## TASK DESCRIPTION:
Exactly as written, please set down all of the entries again, with no pictures.

(Element data from apps and pages)

-*-*-

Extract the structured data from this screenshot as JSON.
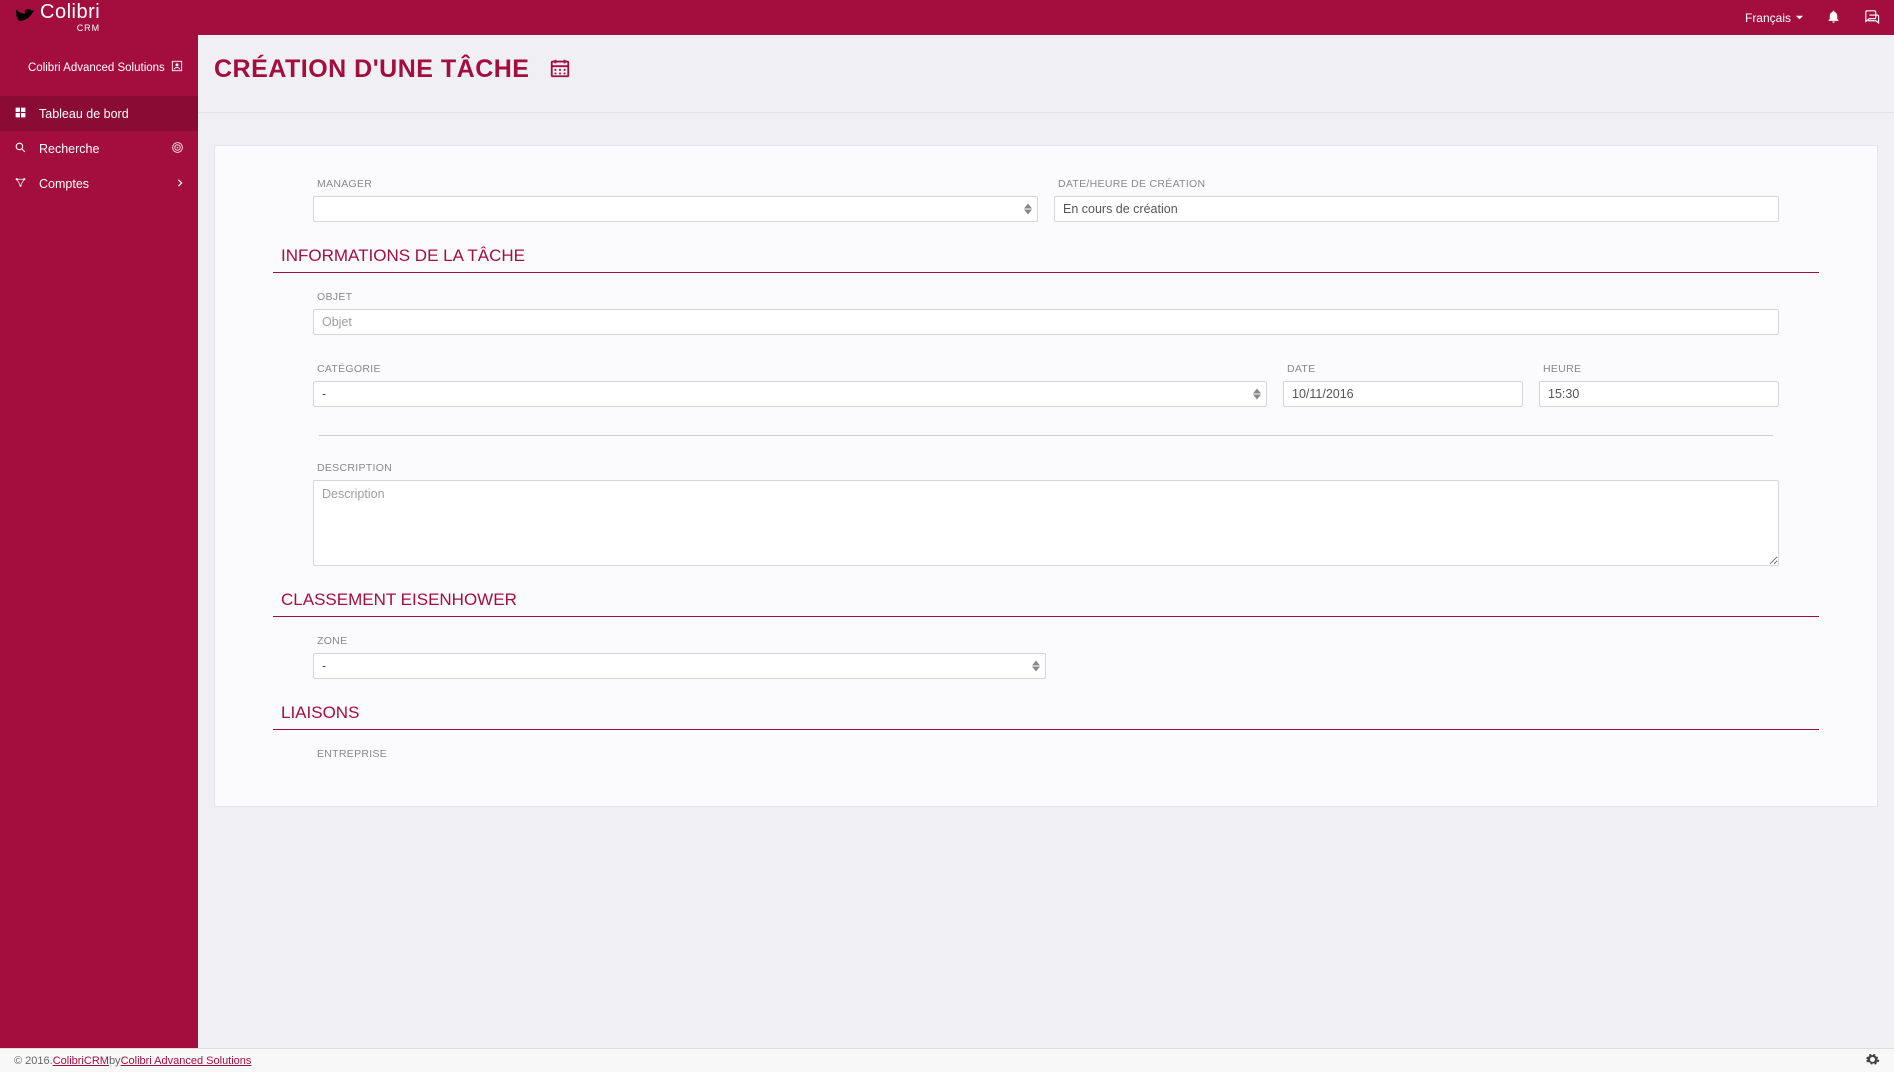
{
  "brand": {
    "name": "Colibri",
    "sub": "CRM"
  },
  "top": {
    "language": "Français"
  },
  "sidebar": {
    "org": "Colibri Advanced Solutions",
    "items": [
      {
        "label": "Tableau de bord"
      },
      {
        "label": "Recherche"
      },
      {
        "label": "Comptes"
      }
    ]
  },
  "page": {
    "title": "CRÉATION D'UNE TÂCHE"
  },
  "form": {
    "manager_label": "MANAGER",
    "manager_value": "",
    "creation_dt_label": "DATE/HEURE DE CRÉATION",
    "creation_dt_value": "En cours de création",
    "section_info": "INFORMATIONS DE LA TÂCHE",
    "objet_label": "OBJET",
    "objet_placeholder": "Objet",
    "categorie_label": "CATÉGORIE",
    "categorie_value": "-",
    "date_label": "DATE",
    "date_value": "10/11/2016",
    "heure_label": "HEURE",
    "heure_value": "15:30",
    "desc_label": "DESCRIPTION",
    "desc_placeholder": "Description",
    "section_eisen": "CLASSEMENT EISENHOWER",
    "zone_label": "ZONE",
    "zone_value": "-",
    "section_liaisons": "LIAISONS",
    "entreprise_label": "ENTREPRISE"
  },
  "footer": {
    "prefix": "© 2016. ",
    "link1": "ColibriCRM",
    "mid": " by ",
    "link2": "Colibri Advanced Solutions"
  }
}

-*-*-

## WRITTEN ANSWER:
Extract the structured data from this screenshot as JSON.
{
  "brand": {
    "name": "Colibri",
    "sub": "CRM"
  },
  "top": {
    "language": "Français"
  },
  "sidebar": {
    "org": "Colibri Advanced Solutions",
    "items": [
      {
        "label": "Tableau de bord"
      },
      {
        "label": "Recherche"
      },
      {
        "label": "Comptes"
      }
    ]
  },
  "page": {
    "title": "CRÉATION D'UNE TÂCHE"
  },
  "form": {
    "manager_label": "MANAGER",
    "manager_value": "",
    "creation_dt_label": "DATE/HEURE DE CRÉATION",
    "creation_dt_value": "En cours de création",
    "section_info": "INFORMATIONS DE LA TÂCHE",
    "objet_label": "OBJET",
    "objet_placeholder": "Objet",
    "categorie_label": "CATÉGORIE",
    "categorie_value": "-",
    "date_label": "DATE",
    "date_value": "10/11/2016",
    "heure_label": "HEURE",
    "heure_value": "15:30",
    "desc_label": "DESCRIPTION",
    "desc_placeholder": "Description",
    "section_eisen": "CLASSEMENT EISENHOWER",
    "zone_label": "ZONE",
    "zone_value": "-",
    "section_liaisons": "LIAISONS",
    "entreprise_label": "ENTREPRISE"
  },
  "footer": {
    "prefix": "© 2016. ",
    "link1": "ColibriCRM",
    "mid": " by ",
    "link2": "Colibri Advanced Solutions"
  }
}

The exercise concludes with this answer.